WORK TASK: A faithful copy of each entry below is expected, with the images removed.

RECORDS SUPPLIED:
# # # #

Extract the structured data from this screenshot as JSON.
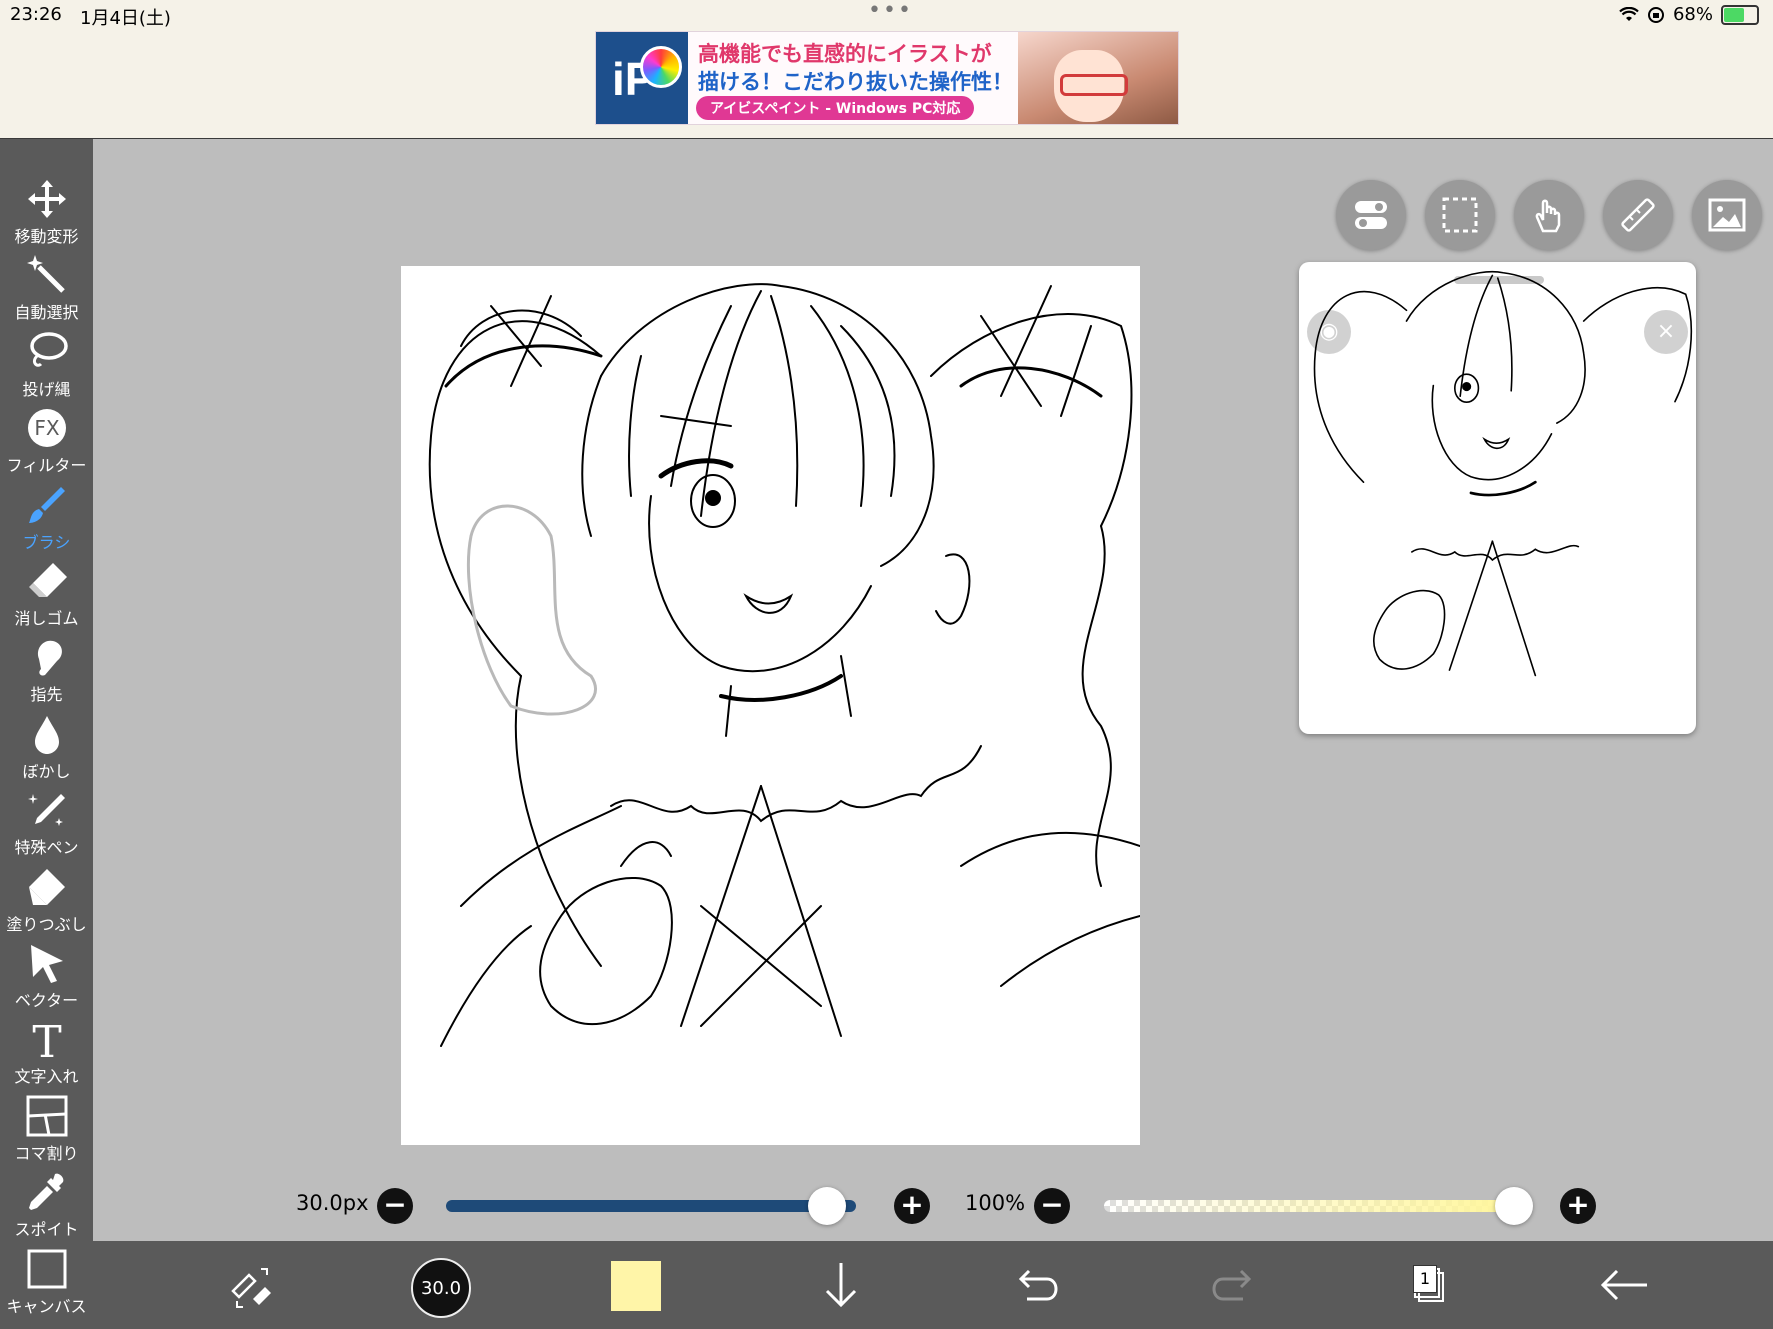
{
  "status_bar": {
    "time": "23:26",
    "date": "1月4日(土)",
    "battery": "68%",
    "battery_level": 0.68
  },
  "ad": {
    "line1": "高機能でも直感的にイラストが",
    "line2": "描ける！こだわり抜いた操作性！",
    "line3": "アイビスペイント - Windows PC対応"
  },
  "tools": [
    {
      "label": "移動変形",
      "icon": "move-icon"
    },
    {
      "label": "自動選択",
      "icon": "magic-wand-icon"
    },
    {
      "label": "投げ縄",
      "icon": "lasso-icon"
    },
    {
      "label": "フィルター",
      "icon": "fx-icon",
      "glyph": "FX"
    },
    {
      "label": "ブラシ",
      "icon": "brush-icon",
      "active": true
    },
    {
      "label": "消しゴム",
      "icon": "eraser-icon"
    },
    {
      "label": "指先",
      "icon": "smudge-icon"
    },
    {
      "label": "ぼかし",
      "icon": "blur-drop-icon"
    },
    {
      "label": "特殊ペン",
      "icon": "special-pen-icon"
    },
    {
      "label": "塗りつぶし",
      "icon": "fill-bucket-icon"
    },
    {
      "label": "ベクター",
      "icon": "vector-arrow-icon"
    },
    {
      "label": "文字入れ",
      "icon": "text-icon",
      "glyph": "T"
    },
    {
      "label": "コマ割り",
      "icon": "frame-divider-icon"
    },
    {
      "label": "スポイト",
      "icon": "eyedropper-icon"
    },
    {
      "label": "キャンバス",
      "icon": "canvas-icon"
    }
  ],
  "sliders": {
    "brush_size": "30.0px",
    "brush_size_level": 0.93,
    "opacity": "100%",
    "opacity_level": 1.0
  },
  "bottom_bar": {
    "brush_size_short": "30.0",
    "current_color": "#fff5a8",
    "layer_count": "1"
  },
  "colors": {
    "toolbar": "#5a5a5a",
    "active_tool": "#4aa3ff",
    "slider_fill": "#1e4a78"
  }
}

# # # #

EXERCISE RESULT:
Extract the structured data from this screenshot as JSON.
{
  "status_bar": {
    "time": "23:26",
    "date": "1月4日(土)",
    "battery": "68%",
    "battery_level": 0.68
  },
  "ad": {
    "line1": "高機能でも直感的にイラストが",
    "line2": "描ける！こだわり抜いた操作性！",
    "line3": "アイビスペイント - Windows PC対応"
  },
  "tools": [
    {
      "label": "移動変形",
      "icon": "move-icon"
    },
    {
      "label": "自動選択",
      "icon": "magic-wand-icon"
    },
    {
      "label": "投げ縄",
      "icon": "lasso-icon"
    },
    {
      "label": "フィルター",
      "icon": "fx-icon",
      "glyph": "FX"
    },
    {
      "label": "ブラシ",
      "icon": "brush-icon",
      "active": true
    },
    {
      "label": "消しゴム",
      "icon": "eraser-icon"
    },
    {
      "label": "指先",
      "icon": "smudge-icon"
    },
    {
      "label": "ぼかし",
      "icon": "blur-drop-icon"
    },
    {
      "label": "特殊ペン",
      "icon": "special-pen-icon"
    },
    {
      "label": "塗りつぶし",
      "icon": "fill-bucket-icon"
    },
    {
      "label": "ベクター",
      "icon": "vector-arrow-icon"
    },
    {
      "label": "文字入れ",
      "icon": "text-icon",
      "glyph": "T"
    },
    {
      "label": "コマ割り",
      "icon": "frame-divider-icon"
    },
    {
      "label": "スポイト",
      "icon": "eyedropper-icon"
    },
    {
      "label": "キャンバス",
      "icon": "canvas-icon"
    }
  ],
  "sliders": {
    "brush_size": "30.0px",
    "brush_size_level": 0.93,
    "opacity": "100%",
    "opacity_level": 1.0
  },
  "bottom_bar": {
    "brush_size_short": "30.0",
    "current_color": "#fff5a8",
    "layer_count": "1"
  },
  "colors": {
    "toolbar": "#5a5a5a",
    "active_tool": "#4aa3ff",
    "slider_fill": "#1e4a78"
  }
}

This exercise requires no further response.